ASSIGNMENT -
Once the pictures are removed, output the remaining entries exactly as given.

··· RECORDS ···

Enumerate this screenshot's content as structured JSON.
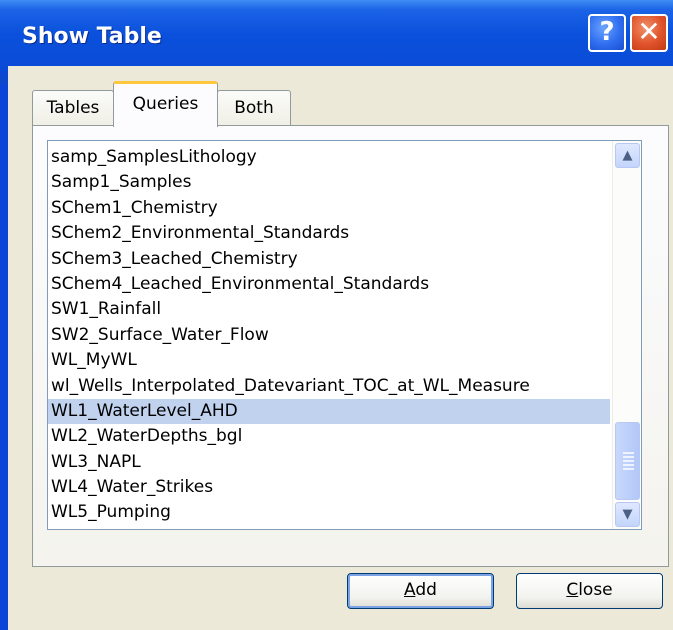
{
  "window": {
    "title": "Show Table"
  },
  "titlebar": {
    "help_glyph": "?",
    "close_glyph": "✕"
  },
  "tabs": [
    {
      "label": "Tables",
      "selected": false
    },
    {
      "label": "Queries",
      "selected": true
    },
    {
      "label": "Both",
      "selected": false
    }
  ],
  "list": {
    "items": [
      "samp_SamplesLithology",
      "Samp1_Samples",
      "SChem1_Chemistry",
      "SChem2_Environmental_Standards",
      "SChem3_Leached_Chemistry",
      "SChem4_Leached_Environmental_Standards",
      "SW1_Rainfall",
      "SW2_Surface_Water_Flow",
      "WL_MyWL",
      "wl_Wells_Interpolated_Datevariant_TOC_at_WL_Measure",
      "WL1_WaterLevel_AHD",
      "WL2_WaterDepths_bgl",
      "WL3_NAPL",
      "WL4_Water_Strikes",
      "WL5_Pumping"
    ],
    "selected_index": 10,
    "scroll_up_icon": "chevron-up-icon",
    "scroll_down_icon": "chevron-down-icon"
  },
  "buttons": {
    "add": {
      "mnemonic": "A",
      "rest": "dd"
    },
    "close": {
      "mnemonic": "C",
      "rest": "lose"
    }
  },
  "colors": {
    "titlebar": "#0a4bd6",
    "selection": "#c1d2ee",
    "active_tab_accent": "#ffc83c",
    "face": "#ece9d8"
  }
}
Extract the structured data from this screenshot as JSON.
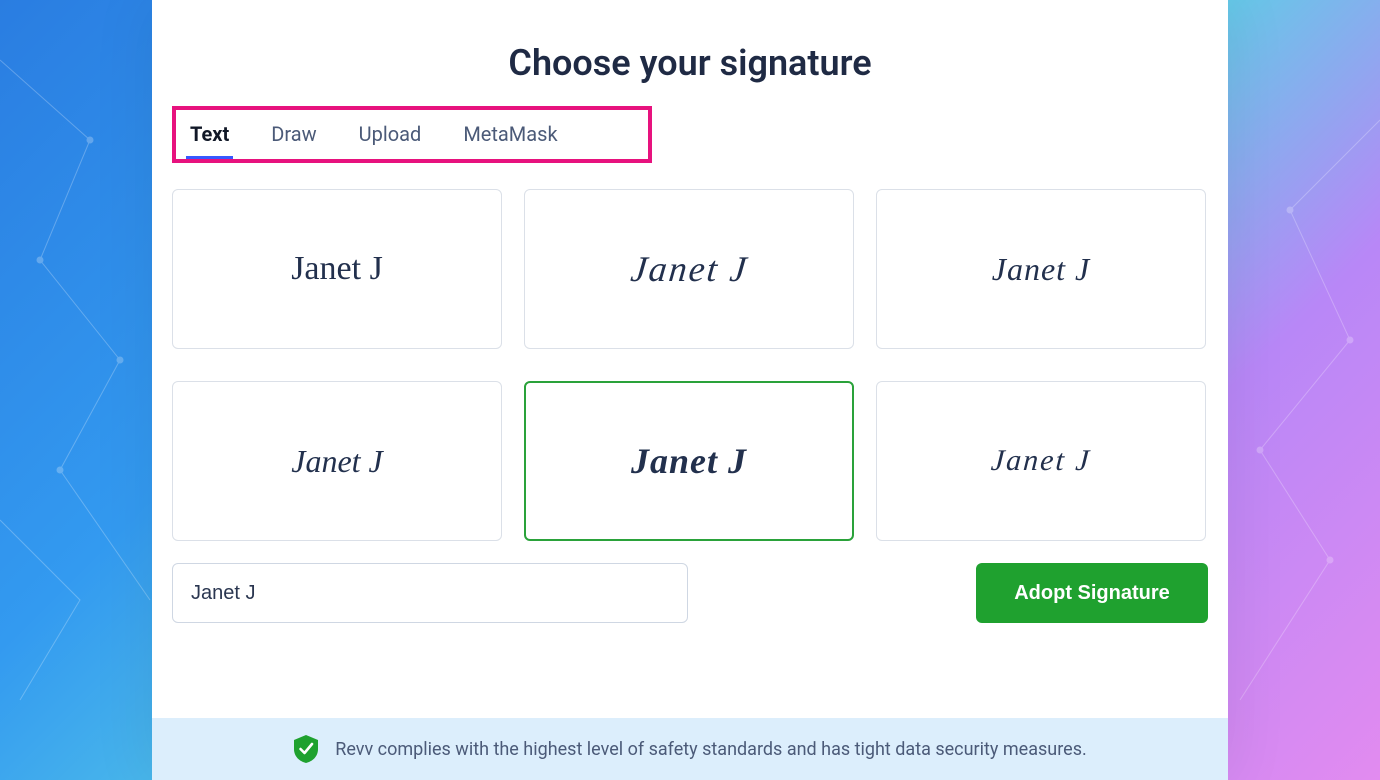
{
  "title": "Choose your signature",
  "tabs": {
    "items": [
      {
        "id": "text",
        "label": "Text",
        "active": true
      },
      {
        "id": "draw",
        "label": "Draw",
        "active": false
      },
      {
        "id": "upload",
        "label": "Upload",
        "active": false
      },
      {
        "id": "metamask",
        "label": "MetaMask",
        "active": false
      }
    ]
  },
  "signatures": [
    {
      "text": "Janet J",
      "font_class": "f1",
      "selected": false
    },
    {
      "text": "Janet J",
      "font_class": "f2",
      "selected": false
    },
    {
      "text": "Janet J",
      "font_class": "f3",
      "selected": false
    },
    {
      "text": "Janet J",
      "font_class": "f4",
      "selected": false
    },
    {
      "text": "Janet J",
      "font_class": "f5",
      "selected": true
    },
    {
      "text": "Janet J",
      "font_class": "f6",
      "selected": false
    }
  ],
  "name_input": {
    "value": "Janet J",
    "placeholder": ""
  },
  "adopt_button": {
    "label": "Adopt Signature"
  },
  "footer": {
    "text": "Revv complies with the highest level of safety standards and has tight data security measures."
  },
  "colors": {
    "highlight_box": "#e7127e",
    "tab_underline": "#3658ff",
    "selected_border": "#2aa23a",
    "primary_button": "#1fa12f",
    "footer_bg": "#dceefc"
  }
}
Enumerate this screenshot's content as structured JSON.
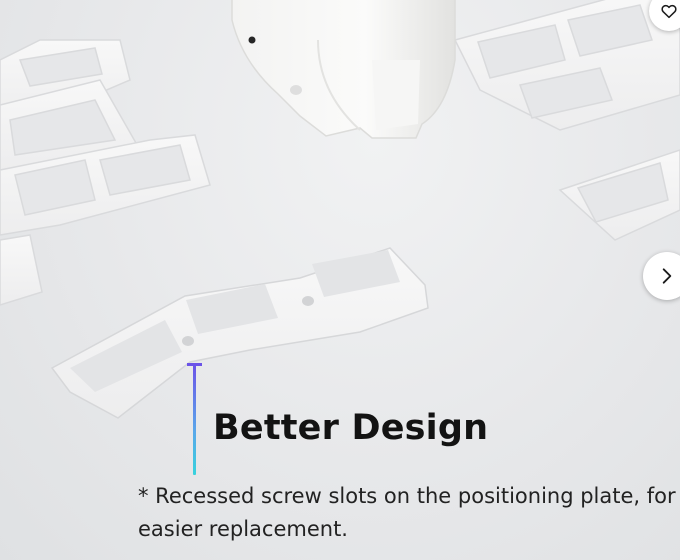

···

OUTPUT BELOW -
Enumerate this screenshot's content as structured JSON.
{
  "window": {
    "title": "Show Table"
  },
  "titlebar": {
    "help_glyph": "?",
    "close_glyph": "✕"
  },
  "tabs": [
    {
      "label": "Tables",
      "selected": false
    },
    {
      "label": "Queries",
      "selected": true
    },
    {
      "label": "Both",
      "selected": false
    }
  ],
  "list": {
    "items": [
      "samp_SamplesLithology",
      "Samp1_Samples",
      "SChem1_Chemistry",
      "SChem2_Environmental_Standards",
      "SChem3_Leached_Chemistry",
      "SChem4_Leached_Environmental_Standards",
      "SW1_Rainfall",
      "SW2_Surface_Water_Flow",
      "WL_MyWL",
      "wl_Wells_Interpolated_Datevariant_TOC_at_WL_Measure",
      "WL1_WaterLevel_AHD",
      "WL2_WaterDepths_bgl",
      "WL3_NAPL",
      "WL4_Water_Strikes",
      "WL5_Pumping"
    ],
    "selected_index": 10,
    "scroll_up_icon": "chevron-up-icon",
    "scroll_down_icon": "chevron-down-icon"
  },
  "buttons": {
    "add": {
      "mnemonic": "A",
      "rest": "dd"
    },
    "close": {
      "mnemonic": "C",
      "rest": "lose"
    }
  },
  "colors": {
    "titlebar": "#0a4bd6",
    "selection": "#c1d2ee",
    "active_tab_accent": "#ffc83c",
    "face": "#ece9d8"
  }
}
Extract the structured data from this screenshot as JSON.
{
  "title": "Choose your signature",
  "tabs": {
    "items": [
      {
        "id": "text",
        "label": "Text",
        "active": true
      },
      {
        "id": "draw",
        "label": "Draw",
        "active": false
      },
      {
        "id": "upload",
        "label": "Upload",
        "active": false
      },
      {
        "id": "metamask",
        "label": "MetaMask",
        "active": false
      }
    ]
  },
  "signatures": [
    {
      "text": "Janet J",
      "font_class": "f1",
      "selected": false
    },
    {
      "text": "Janet J",
      "font_class": "f2",
      "selected": false
    },
    {
      "text": "Janet J",
      "font_class": "f3",
      "selected": false
    },
    {
      "text": "Janet J",
      "font_class": "f4",
      "selected": false
    },
    {
      "text": "Janet J",
      "font_class": "f5",
      "selected": true
    },
    {
      "text": "Janet J",
      "font_class": "f6",
      "selected": false
    }
  ],
  "name_input": {
    "value": "Janet J",
    "placeholder": ""
  },
  "adopt_button": {
    "label": "Adopt Signature"
  },
  "footer": {
    "text": "Revv complies with the highest level of safety standards and has tight data security measures."
  },
  "colors": {
    "highlight_box": "#e7127e",
    "tab_underline": "#3658ff",
    "selected_border": "#2aa23a",
    "primary_button": "#1fa12f",
    "footer_bg": "#dceefc"
  }
}
Enumerate this screenshot's content as structured JSON.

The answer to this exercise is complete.